REQUIREMENT >> Please return the lines of the data that contain "source".

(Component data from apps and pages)
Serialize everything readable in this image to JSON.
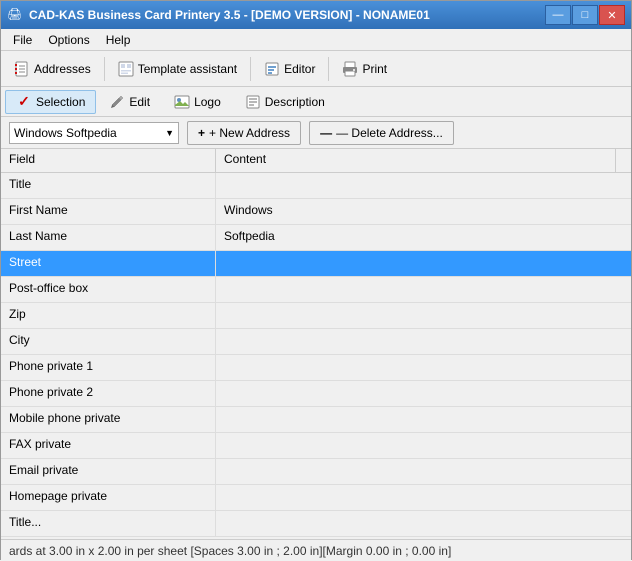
{
  "window": {
    "title": "CAD-KAS Business Card Printery 3.5 - [DEMO VERSION] - NONAME01",
    "icon": "🖨"
  },
  "menubar": {
    "items": [
      {
        "label": "File",
        "id": "file"
      },
      {
        "label": "Options",
        "id": "options"
      },
      {
        "label": "Help",
        "id": "help"
      }
    ]
  },
  "toolbar": {
    "buttons": [
      {
        "label": "Addresses",
        "id": "addresses",
        "icon": "address-book-icon"
      },
      {
        "label": "Template assistant",
        "id": "template-assistant",
        "icon": "template-icon"
      },
      {
        "label": "Editor",
        "id": "editor",
        "icon": "editor-icon"
      },
      {
        "label": "Print",
        "id": "print",
        "icon": "print-icon"
      }
    ]
  },
  "tabbar": {
    "tabs": [
      {
        "label": "Selection",
        "id": "selection",
        "active": true,
        "icon": "check-icon"
      },
      {
        "label": "Edit",
        "id": "edit",
        "icon": "edit-icon"
      },
      {
        "label": "Logo",
        "id": "logo",
        "icon": "logo-icon"
      },
      {
        "label": "Description",
        "id": "description",
        "icon": "description-icon"
      }
    ]
  },
  "addressbar": {
    "dropdown_value": "Windows Softpedia",
    "dropdown_arrow": "▼",
    "new_address_label": "+ New Address",
    "delete_address_label": "— Delete Address..."
  },
  "table": {
    "headers": [
      "Field",
      "Content"
    ],
    "rows": [
      {
        "field": "Title",
        "content": "",
        "selected": false
      },
      {
        "field": "First Name",
        "content": "Windows",
        "selected": false
      },
      {
        "field": "Last Name",
        "content": "Softpedia",
        "selected": false
      },
      {
        "field": "Street",
        "content": "",
        "selected": true
      },
      {
        "field": "Post-office box",
        "content": "",
        "selected": false
      },
      {
        "field": "Zip",
        "content": "",
        "selected": false
      },
      {
        "field": "City",
        "content": "",
        "selected": false
      },
      {
        "field": "Phone private 1",
        "content": "",
        "selected": false
      },
      {
        "field": "Phone private 2",
        "content": "",
        "selected": false
      },
      {
        "field": "Mobile phone private",
        "content": "",
        "selected": false
      },
      {
        "field": "FAX private",
        "content": "",
        "selected": false
      },
      {
        "field": "Email private",
        "content": "",
        "selected": false
      },
      {
        "field": "Homepage private",
        "content": "",
        "selected": false
      },
      {
        "field": "Title...",
        "content": "",
        "selected": false
      }
    ]
  },
  "statusbar": {
    "text": "ards at 3.00 in x 2.00 in per sheet [Spaces 3.00 in ; 2.00 in][Margin 0.00 in ; 0.00 in]"
  },
  "titlebar": {
    "minimize": "—",
    "maximize": "□",
    "close": "✕"
  }
}
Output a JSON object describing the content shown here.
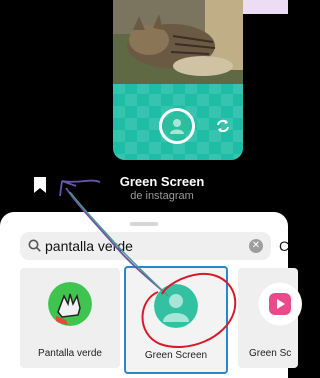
{
  "preview": {
    "title": "Green Screen",
    "subtitle": "de instagram"
  },
  "icons": {
    "bookmark": "bookmark-icon",
    "flip": "flip-camera-icon",
    "search": "search-icon",
    "clear": "clear-icon"
  },
  "search": {
    "value": "pantalla verde",
    "cancel_label": "C"
  },
  "effects": [
    {
      "label": "Pantalla verde"
    },
    {
      "label": "Green Screen"
    },
    {
      "label": "Green Sc"
    }
  ],
  "colors": {
    "accent": "#2a86c8",
    "green_screen": "#1fc1a8",
    "annotation_red": "#d9192a",
    "annotation_purple": "#6a55a8"
  }
}
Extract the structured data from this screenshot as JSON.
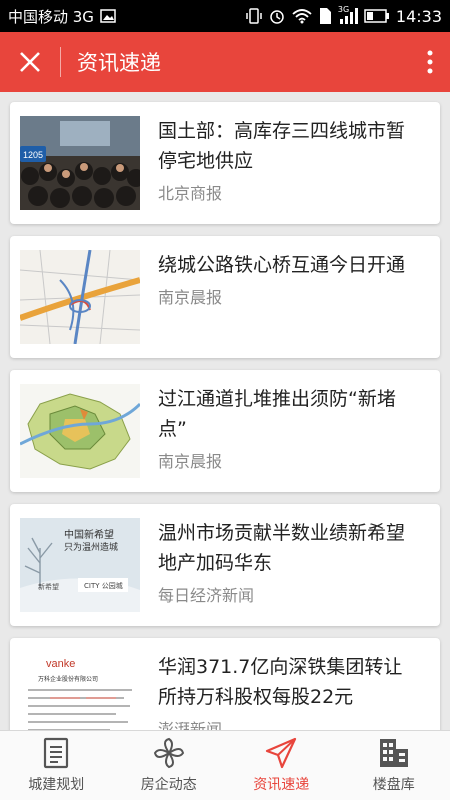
{
  "status_bar": {
    "carrier": "中国移动 3G",
    "network": "3G",
    "time": "14:33"
  },
  "app_bar": {
    "title": "资讯速递"
  },
  "articles": [
    {
      "headline": "国土部：高库存三四线城市暂停宅地供应",
      "source": "北京商报",
      "thumb_icon": "conference-photo",
      "thumb_badge": "1205"
    },
    {
      "headline": "绕城公路铁心桥互通今日开通",
      "source": "南京晨报",
      "thumb_icon": "road-map"
    },
    {
      "headline": "过江通道扎堆推出须防“新堵点”",
      "source": "南京晨报",
      "thumb_icon": "district-map"
    },
    {
      "headline": "温州市场贡献半数业绩新希望地产加码华东",
      "source": "每日经济新闻",
      "thumb_icon": "advert-poster",
      "thumb_text_1": "中国新希望",
      "thumb_text_2": "只为温州造城",
      "thumb_text_3": "新希望",
      "thumb_text_4": "CITY 公园城"
    },
    {
      "headline": "华润371.7亿向深铁集团转让所持万科股权每股22元",
      "source": "澎湃新闻",
      "thumb_icon": "document-scan",
      "thumb_text_1": "vanke",
      "thumb_text_2": "万科企业股份有限公司"
    }
  ],
  "tabs": [
    {
      "label": "城建规划",
      "icon": "document-icon",
      "active": false
    },
    {
      "label": "房企动态",
      "icon": "pinwheel-icon",
      "active": false
    },
    {
      "label": "资讯速递",
      "icon": "paper-plane-icon",
      "active": true
    },
    {
      "label": "楼盘库",
      "icon": "building-icon",
      "active": false
    }
  ],
  "colors": {
    "accent": "#e8453c",
    "status_bar": "#000000",
    "background": "#e9e9e9"
  }
}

EXERCISE OUTPUT >>
      "source": "北京商报",
      "source": "南京晨报",
      "source": "南京晨报",
      "source": "每日经济新闻",
      "source": "澎湃新闻",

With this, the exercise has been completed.